Creating Sentiment Dictionaries: Process Model and Quantitative Study for Credit Risk


  • Aaron Mengelkamp Hanover University of Applied Sciences
  • Kevin Koch University of Goettingen
  • Matthias Schumann



sentiment dictionaries, credit risk, Twitter analysis, user generated content, text mining
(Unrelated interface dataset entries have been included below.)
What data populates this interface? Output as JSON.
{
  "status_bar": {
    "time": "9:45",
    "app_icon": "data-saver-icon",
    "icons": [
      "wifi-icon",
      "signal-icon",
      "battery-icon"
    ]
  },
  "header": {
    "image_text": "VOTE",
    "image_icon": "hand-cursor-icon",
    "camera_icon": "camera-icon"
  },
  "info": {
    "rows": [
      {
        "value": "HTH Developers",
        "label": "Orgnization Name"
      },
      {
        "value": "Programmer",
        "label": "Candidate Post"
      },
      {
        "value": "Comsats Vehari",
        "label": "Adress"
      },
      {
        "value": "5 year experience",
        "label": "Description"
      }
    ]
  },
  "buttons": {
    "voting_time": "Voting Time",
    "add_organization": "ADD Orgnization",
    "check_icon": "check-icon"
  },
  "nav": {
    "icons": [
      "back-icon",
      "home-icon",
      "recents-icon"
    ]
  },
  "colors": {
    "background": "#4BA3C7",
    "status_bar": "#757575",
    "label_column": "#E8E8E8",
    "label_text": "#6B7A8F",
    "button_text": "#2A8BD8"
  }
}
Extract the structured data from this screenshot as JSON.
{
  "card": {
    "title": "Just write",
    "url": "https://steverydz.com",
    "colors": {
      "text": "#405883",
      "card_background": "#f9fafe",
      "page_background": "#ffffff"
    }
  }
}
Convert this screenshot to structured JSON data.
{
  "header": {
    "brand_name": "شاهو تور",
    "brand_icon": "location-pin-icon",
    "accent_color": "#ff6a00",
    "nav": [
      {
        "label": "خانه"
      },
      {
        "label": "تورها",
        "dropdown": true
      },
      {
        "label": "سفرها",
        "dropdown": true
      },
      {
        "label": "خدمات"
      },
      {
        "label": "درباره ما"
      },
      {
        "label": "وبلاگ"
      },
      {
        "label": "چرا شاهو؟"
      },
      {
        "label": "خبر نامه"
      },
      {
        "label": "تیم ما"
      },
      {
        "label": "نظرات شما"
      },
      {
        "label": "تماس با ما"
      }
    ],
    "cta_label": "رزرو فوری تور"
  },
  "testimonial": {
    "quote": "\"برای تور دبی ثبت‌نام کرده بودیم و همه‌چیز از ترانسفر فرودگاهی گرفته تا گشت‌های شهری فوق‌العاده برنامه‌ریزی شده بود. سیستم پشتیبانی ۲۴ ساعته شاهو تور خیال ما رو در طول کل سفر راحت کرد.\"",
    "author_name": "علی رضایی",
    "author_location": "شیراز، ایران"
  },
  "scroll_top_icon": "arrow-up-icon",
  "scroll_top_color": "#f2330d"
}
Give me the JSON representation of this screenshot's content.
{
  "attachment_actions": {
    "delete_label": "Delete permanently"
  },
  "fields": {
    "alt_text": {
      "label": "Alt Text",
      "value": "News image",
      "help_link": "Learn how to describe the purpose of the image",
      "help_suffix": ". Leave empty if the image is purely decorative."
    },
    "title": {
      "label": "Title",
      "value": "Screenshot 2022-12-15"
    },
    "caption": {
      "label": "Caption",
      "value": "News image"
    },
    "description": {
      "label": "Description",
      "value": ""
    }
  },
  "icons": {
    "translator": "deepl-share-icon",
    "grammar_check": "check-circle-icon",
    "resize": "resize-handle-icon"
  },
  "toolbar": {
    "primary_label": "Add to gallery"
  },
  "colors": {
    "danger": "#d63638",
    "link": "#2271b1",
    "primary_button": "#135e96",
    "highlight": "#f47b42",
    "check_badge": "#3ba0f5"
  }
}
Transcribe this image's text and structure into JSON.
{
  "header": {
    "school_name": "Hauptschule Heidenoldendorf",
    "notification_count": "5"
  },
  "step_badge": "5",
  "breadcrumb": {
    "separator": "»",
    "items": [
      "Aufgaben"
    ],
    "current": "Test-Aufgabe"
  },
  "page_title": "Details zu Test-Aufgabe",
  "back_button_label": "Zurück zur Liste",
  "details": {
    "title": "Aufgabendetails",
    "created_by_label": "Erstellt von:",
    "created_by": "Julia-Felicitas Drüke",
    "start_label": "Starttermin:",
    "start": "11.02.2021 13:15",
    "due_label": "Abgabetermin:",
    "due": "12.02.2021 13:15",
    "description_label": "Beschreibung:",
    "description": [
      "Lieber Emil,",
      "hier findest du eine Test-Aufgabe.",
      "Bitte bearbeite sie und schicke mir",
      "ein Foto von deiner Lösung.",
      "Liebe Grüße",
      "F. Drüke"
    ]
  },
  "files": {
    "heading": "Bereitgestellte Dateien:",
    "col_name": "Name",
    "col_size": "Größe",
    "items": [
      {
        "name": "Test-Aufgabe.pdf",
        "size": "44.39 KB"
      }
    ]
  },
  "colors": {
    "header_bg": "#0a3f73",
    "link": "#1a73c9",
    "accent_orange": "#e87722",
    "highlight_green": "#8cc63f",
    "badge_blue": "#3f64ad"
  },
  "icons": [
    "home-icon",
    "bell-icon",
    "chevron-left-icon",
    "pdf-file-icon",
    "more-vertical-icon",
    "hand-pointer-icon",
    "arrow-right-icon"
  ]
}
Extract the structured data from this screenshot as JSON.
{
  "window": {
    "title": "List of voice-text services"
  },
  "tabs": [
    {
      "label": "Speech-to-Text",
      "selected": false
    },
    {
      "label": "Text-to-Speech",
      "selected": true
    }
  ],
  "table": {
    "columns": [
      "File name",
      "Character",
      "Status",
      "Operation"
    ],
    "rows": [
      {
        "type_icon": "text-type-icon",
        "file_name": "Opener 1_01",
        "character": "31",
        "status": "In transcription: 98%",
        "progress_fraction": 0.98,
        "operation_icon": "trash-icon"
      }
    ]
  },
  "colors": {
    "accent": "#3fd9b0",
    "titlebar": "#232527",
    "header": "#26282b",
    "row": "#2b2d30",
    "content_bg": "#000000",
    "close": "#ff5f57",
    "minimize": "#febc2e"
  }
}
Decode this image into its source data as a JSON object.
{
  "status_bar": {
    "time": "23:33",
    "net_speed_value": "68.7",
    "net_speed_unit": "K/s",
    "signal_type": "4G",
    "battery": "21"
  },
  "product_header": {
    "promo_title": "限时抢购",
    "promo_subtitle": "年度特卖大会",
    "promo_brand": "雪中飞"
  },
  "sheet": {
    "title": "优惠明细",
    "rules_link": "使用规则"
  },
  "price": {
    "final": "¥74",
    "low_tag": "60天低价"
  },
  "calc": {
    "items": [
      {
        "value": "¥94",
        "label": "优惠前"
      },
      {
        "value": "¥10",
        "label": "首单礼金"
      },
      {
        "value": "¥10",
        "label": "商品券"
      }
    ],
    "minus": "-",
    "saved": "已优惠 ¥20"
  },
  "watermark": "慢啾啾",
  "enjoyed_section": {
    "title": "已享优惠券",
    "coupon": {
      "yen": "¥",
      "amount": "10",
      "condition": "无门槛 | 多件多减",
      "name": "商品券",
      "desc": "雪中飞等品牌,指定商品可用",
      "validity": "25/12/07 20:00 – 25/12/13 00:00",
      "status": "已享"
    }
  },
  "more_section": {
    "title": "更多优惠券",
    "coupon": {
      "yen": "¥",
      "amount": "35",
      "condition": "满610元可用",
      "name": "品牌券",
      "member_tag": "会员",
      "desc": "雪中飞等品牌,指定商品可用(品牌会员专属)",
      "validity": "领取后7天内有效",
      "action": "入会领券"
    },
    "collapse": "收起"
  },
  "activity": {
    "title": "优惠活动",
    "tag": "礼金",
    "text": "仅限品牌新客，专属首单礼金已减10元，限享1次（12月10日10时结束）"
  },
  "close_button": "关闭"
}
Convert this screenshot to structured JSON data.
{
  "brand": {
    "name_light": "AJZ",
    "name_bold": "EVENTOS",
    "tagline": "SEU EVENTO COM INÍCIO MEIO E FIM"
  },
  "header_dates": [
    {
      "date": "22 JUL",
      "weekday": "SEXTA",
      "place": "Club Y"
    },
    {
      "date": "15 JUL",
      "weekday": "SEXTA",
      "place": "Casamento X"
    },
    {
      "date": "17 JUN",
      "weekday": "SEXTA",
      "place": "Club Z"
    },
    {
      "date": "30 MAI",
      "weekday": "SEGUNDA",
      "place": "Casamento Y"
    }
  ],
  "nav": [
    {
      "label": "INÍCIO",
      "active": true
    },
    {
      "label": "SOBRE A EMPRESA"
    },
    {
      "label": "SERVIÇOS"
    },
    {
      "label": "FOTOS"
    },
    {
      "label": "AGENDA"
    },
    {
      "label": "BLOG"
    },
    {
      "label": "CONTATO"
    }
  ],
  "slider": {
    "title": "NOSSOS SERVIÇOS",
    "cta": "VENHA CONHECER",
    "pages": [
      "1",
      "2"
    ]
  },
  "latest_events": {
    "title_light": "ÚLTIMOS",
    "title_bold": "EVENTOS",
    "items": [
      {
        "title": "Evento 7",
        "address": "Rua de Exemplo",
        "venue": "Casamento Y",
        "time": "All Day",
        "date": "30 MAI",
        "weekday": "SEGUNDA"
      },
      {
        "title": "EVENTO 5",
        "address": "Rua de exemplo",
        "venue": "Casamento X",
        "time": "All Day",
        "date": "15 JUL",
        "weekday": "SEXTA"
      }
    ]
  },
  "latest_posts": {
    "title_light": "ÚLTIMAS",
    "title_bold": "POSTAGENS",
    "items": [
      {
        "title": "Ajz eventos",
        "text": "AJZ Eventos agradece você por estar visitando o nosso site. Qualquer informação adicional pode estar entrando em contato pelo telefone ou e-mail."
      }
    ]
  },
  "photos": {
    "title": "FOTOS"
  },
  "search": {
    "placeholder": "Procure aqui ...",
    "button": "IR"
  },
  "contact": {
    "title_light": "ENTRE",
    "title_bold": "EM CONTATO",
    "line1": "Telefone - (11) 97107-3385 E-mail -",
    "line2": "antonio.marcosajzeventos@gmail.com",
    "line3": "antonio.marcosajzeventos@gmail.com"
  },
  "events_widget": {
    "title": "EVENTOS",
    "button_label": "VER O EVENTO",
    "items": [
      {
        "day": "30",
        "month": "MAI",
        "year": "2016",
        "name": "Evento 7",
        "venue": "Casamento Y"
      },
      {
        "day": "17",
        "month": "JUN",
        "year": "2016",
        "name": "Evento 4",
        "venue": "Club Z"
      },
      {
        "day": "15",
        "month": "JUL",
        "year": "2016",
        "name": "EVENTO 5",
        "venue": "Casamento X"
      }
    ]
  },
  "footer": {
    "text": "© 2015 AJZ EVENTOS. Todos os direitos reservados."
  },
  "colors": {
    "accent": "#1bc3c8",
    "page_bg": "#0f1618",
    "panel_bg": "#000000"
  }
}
Since textual user generated content from social media platforms contains valuable information for decision support and especially corporate credit risk analysis, automated approaches for text classification such as the application of sentiment dictionaries and machine learning algorithms have received great attention in recent user generated content based research endeavors. While machine learning algorithms require individual training data sets for varying sources, sentiment dictionaries can be applied to texts immediately, whereby domain specific dictionaries attain better results than domain independent word lists. We evaluate by means of a literature review how sentiment dictionaries can be constructed for specific domains and languages. Then, we construct nine versions of German sentiment dictionaries relying on a process model which we developed based on the literature review. We apply the dictionaries to a manually classified German language data set from Twitter in which hints for financial (in)stability of companies have been proven. Based on their classification accuracy, we rank the dictionaries and verify their ranking by utilizing Mc Nemar’s test for significance. Our results indicate, that the significantly best dictionary is based on the German language dictionary SentiWortschatz and an extension approach by use of the lexical-semantic database GermaNet. It achieves a classification accuracy of 59,19 % in the underlying three-case-scenario, in which the Tweets are labelled as negative, neutral or positive. A random classification would attain an accuracy of 33,3 % in the same scenario and hence, automated coding by use of the sentiment dictionaries can lead to a reduction of manual efforts. Our process model can be adopted by other researchers when constructing sentiment dictionaries for various domains and languages. Furthermore, our established dictionaries can be used by practitioners especially in the domain of corporate credit risk analysis for automated text classification which has been conducted manually to a great extent up to today.